With the popularity of radio-controlled models, the number of people interested in owning a model yacht has also grown - in geometric range. As with model aircraft, the choice of sailing models runs the gamut from child's toy to sophisticated craft.
Stability - the ability of the model not to tip over - is a function of hull design, and most models have ballast keels. Unlike many full-sized racing boats, centerboards are seldom found on racing models. Like full-size keel-boats, model yachts will sink if they fill with water. For this reason a fiberglass hull is a top choice for the beginner unless he has the skill to plank up a watertight hull. To insure that the hull stays dry inside so the model won't sink and, equally important, to keep the radio receiver and equipment dry, the hatch should be designed for easy removal and yet be sealed tight for sailing.

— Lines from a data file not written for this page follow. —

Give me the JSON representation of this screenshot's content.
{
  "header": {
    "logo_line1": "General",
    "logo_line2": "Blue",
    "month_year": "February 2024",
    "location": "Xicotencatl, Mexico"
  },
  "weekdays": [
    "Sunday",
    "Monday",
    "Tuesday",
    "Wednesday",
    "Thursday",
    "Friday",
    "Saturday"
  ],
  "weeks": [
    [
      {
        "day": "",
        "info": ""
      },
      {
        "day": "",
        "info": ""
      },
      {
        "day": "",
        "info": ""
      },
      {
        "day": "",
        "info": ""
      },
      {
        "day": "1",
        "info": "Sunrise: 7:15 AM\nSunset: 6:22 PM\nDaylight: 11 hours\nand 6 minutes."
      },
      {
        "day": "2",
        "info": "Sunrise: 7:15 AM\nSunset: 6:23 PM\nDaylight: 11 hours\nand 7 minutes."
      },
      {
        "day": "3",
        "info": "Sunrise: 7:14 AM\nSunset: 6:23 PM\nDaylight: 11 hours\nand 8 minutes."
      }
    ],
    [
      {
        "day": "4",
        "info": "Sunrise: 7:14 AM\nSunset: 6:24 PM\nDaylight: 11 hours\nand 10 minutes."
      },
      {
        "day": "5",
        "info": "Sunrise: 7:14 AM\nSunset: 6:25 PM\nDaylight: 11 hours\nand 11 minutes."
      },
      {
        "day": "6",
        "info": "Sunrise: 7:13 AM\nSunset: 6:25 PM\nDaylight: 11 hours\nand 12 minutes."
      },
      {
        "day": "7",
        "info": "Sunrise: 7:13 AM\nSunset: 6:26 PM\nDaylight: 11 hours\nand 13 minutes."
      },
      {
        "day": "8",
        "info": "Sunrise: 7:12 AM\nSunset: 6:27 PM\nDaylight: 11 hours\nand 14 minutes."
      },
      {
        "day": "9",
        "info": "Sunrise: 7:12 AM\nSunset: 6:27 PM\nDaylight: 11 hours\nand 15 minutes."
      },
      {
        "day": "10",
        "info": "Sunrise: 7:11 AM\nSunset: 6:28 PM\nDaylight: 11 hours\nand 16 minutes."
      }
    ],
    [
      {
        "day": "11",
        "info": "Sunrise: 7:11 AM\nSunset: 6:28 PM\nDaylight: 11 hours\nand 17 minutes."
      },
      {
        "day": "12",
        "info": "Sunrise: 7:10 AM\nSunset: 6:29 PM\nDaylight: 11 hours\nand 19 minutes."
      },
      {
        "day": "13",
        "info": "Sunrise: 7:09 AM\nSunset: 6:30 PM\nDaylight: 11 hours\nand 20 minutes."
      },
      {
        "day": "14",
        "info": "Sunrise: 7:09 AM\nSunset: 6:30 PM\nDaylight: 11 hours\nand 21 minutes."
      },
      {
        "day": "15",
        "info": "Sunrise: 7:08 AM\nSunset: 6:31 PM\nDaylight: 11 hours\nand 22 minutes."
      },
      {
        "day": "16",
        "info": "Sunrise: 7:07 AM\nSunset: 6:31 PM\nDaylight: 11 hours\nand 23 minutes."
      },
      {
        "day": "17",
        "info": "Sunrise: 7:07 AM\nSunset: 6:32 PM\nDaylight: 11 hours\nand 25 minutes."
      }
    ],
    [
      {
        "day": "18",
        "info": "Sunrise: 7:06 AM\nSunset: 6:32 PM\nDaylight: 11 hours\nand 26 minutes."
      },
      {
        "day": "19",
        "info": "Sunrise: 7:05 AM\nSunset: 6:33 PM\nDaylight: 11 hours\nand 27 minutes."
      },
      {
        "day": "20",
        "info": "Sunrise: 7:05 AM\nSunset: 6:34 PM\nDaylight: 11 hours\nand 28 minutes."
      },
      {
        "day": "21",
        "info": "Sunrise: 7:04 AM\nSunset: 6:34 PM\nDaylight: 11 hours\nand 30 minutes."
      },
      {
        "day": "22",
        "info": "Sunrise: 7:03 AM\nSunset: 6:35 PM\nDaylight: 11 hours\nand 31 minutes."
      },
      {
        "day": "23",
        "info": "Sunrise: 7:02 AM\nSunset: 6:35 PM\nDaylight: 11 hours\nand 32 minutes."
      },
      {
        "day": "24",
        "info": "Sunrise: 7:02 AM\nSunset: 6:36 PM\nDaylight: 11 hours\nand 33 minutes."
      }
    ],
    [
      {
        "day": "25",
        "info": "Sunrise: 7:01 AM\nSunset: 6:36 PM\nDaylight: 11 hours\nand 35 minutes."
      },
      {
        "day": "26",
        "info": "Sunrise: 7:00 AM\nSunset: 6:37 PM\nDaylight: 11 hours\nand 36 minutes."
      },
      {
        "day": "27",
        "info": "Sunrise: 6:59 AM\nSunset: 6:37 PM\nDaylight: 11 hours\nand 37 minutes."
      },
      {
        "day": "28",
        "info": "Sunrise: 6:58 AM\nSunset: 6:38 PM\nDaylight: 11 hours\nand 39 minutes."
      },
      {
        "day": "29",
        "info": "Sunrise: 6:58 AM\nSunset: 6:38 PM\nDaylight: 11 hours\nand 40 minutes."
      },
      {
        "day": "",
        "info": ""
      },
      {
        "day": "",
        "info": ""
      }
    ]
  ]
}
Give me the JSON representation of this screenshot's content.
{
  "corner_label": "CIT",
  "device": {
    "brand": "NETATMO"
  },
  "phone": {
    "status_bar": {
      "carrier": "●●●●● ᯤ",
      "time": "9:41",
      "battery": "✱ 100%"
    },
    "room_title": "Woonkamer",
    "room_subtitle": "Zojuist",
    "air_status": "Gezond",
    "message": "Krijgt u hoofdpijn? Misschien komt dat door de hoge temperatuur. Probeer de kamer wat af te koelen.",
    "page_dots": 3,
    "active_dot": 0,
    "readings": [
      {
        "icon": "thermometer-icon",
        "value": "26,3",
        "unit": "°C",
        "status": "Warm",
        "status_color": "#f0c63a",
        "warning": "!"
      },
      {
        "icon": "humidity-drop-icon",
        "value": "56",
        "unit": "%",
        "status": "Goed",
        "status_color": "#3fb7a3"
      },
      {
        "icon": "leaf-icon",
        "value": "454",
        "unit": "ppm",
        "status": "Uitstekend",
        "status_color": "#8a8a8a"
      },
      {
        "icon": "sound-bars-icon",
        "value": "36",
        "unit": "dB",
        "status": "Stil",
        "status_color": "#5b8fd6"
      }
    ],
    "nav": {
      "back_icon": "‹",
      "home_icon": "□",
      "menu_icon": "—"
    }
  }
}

As with any hobby-sport, the cost of the model yacht reflects its degree of sophistication. The market is supplied by a number of highly qualified one-man companies as well as by a handful of larger companies. This mix allows the modeler to choose top quality boats from a nominal $100 up. In general, the cost of model yachting parallels the cost of sport fishing and golf. While some models have a useful life of many years, others become obsolete in a year or two. (More about this later.) A good source of inexpensive models is the used-model marketplace. However, a large number of models of the same class or type being offered used at the same time may be a warning sign that there is something less desirable about that type of model.
A quality model can be an investment lasting for many years. Some modelers have models that have been passed along for a couple of generations. It is worh joining the AMYA, www.amya.org/ "The AMYA is devoted to promoting the designing, building, racing, and preservation of all model sailing yachts. We pursue these goals by recognizing certain Classes of Model Yachts, sanctioning model yacht Regattas, recognizing model Yacht Clubs, publishing a quarterly Model Yachting Magazine, and Promoting model yachting in general. Any operating model sailboat enthusiast will benefit by joining the AMYA and meeting others with the same interests."
Radio system. Two-channel control is the minimum, while models requiring multi-channel (up to seven) may be too difficult for many skippers to cope with. Be sure that the control system includes the sail winch when you price things out. While you can save some cost by purchasing dry battery system, the initial cost of a rechargeable battery is more than paid for if you sail frequently and want the ability to have fresh batteries each time.
Fittings. Examine the fitting requirements of your model. It can be an expensive proposition if the rig is complicated.
Masts. Masts run the gamut from simple wood spars to slotted aluminum through carbon fiber shafts. From a time-of-assembly standpoint, aluminum mast is excellent. For salt-water sailing, however, you will need the anodized aluminum.
Sails. The cost of professionally made sails from such lofts as Carr Sails is a fact of life if you plan to race seriously. Cotton and nylon sailcloth is totally inadequate compared to Dacron and other synthetic sailcloths.